Central bankers around the world have monitored these efforts and believed that they can implement similar plans. So if Japan's bond market begins to collapse, then it's Game, Set and Match for Central Banker policy. And what follows will make Lehman look like a joke.
Investors, take note . . . the financial system is sending us major warnings . . .
Tubbergen has a simple conclusion here.
"Be ready," he suggests.
To read the blog in its entirety go to http://www.dennistubbergen.com and select his May 31, 2013 entry.
Tubbergen’s syndicated radio show can be heard on metro Michigan stations WTKG 1230 AM and WOOD Newsradio1300 AM and 106.9 FM.
About Dennis Tubbergen
Dennis Tubbergen has been in the financial industry for over 25 years and has his corporate offices in Grand Rapids, Michigan.

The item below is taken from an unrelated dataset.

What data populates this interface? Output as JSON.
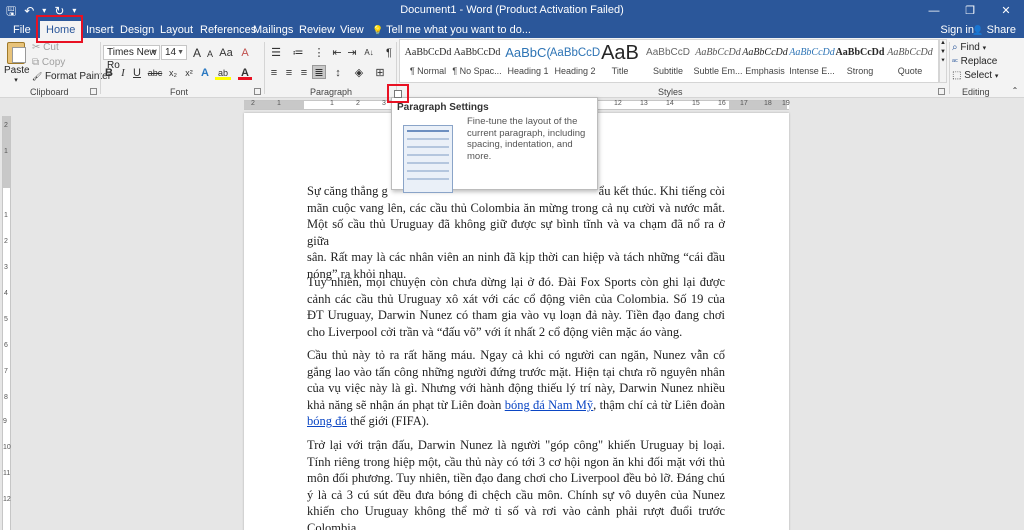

Tubbergen is CEO of PLP Advisors, LLC and has an online blog that can be read at www.dennistubbergen.com. To view Tubbergen’s latest Moving Markets? newsletter, go to www.moving-markets.com.
The opinions expressed herein are those of the writer and not necessarily those of USA Wealth Management, LLC. This update may contain forward-looking statements, including, but not limited to, statements as to future events that involve various risks and uncertainties. Forward-looking statements involve known and unknown risks, uncertainties and other factors which may cause actual events or results to differ materially from those that were forecasted. Therefore, no forecast should be construed as a guarantee. Prior to making any investment decision, individuals should consult a professional to determine the risks, costs, benefits and fees associated with a particular investment. Information obtained from third party resources is believed to be reliable but the accuracy cannot be guaranteed.